▸ **Directions**:
Please keep the images out and set down the data exactly as given.

Data about app and page elements
----------------------------------------
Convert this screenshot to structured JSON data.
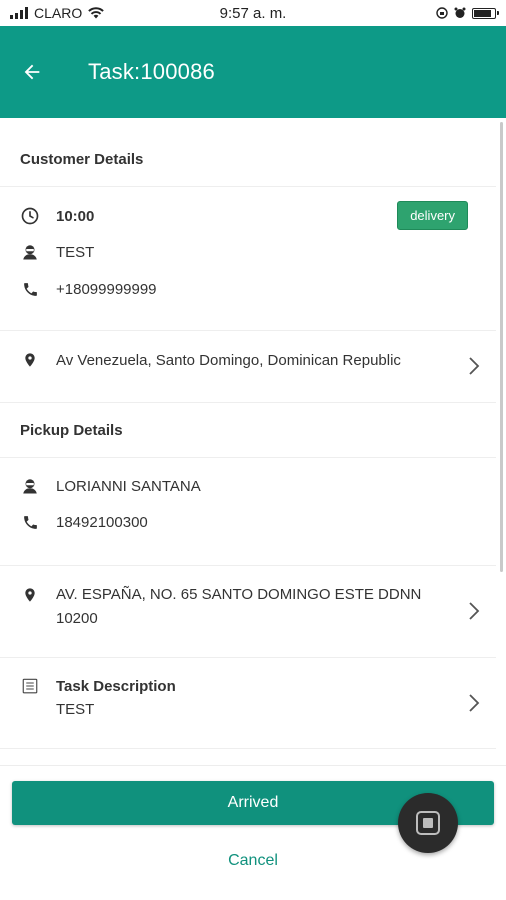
{
  "status_bar": {
    "carrier": "CLARO",
    "time": "9:57 a. m."
  },
  "header": {
    "title": "Task:100086",
    "back_icon": "arrow-left-icon"
  },
  "customer": {
    "section_title": "Customer Details",
    "time": "10:00",
    "badge": "delivery",
    "name": "TEST",
    "phone": "+18099999999",
    "address": "Av Venezuela, Santo Domingo, Dominican Republic"
  },
  "pickup": {
    "section_title": "Pickup Details",
    "name": "LORIANNI SANTANA",
    "phone": "18492100300",
    "address_line1": "AV. ESPAÑA, NO. 65 SANTO DOMINGO ESTE DDNN",
    "address_line2": "10200"
  },
  "task": {
    "label": "Task Description",
    "value": "TEST"
  },
  "actions": {
    "arrived": "Arrived",
    "cancel": "Cancel"
  },
  "colors": {
    "primary": "#0d9a87",
    "badge": "#2ea36f"
  }
}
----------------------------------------
▸ **Answer for the task**:
Convert this screenshot to structured JSON data.
{
  "status_bar": {
    "carrier": "CLARO",
    "time": "9:57 a. m."
  },
  "header": {
    "title": "Task:100086",
    "back_icon": "arrow-left-icon"
  },
  "customer": {
    "section_title": "Customer Details",
    "time": "10:00",
    "badge": "delivery",
    "name": "TEST",
    "phone": "+18099999999",
    "address": "Av Venezuela, Santo Domingo, Dominican Republic"
  },
  "pickup": {
    "section_title": "Pickup Details",
    "name": "LORIANNI SANTANA",
    "phone": "18492100300",
    "address_line1": "AV. ESPAÑA, NO. 65 SANTO DOMINGO ESTE DDNN",
    "address_line2": "10200"
  },
  "task": {
    "label": "Task Description",
    "value": "TEST"
  },
  "actions": {
    "arrived": "Arrived",
    "cancel": "Cancel"
  },
  "colors": {
    "primary": "#0d9a87",
    "badge": "#2ea36f"
  }
}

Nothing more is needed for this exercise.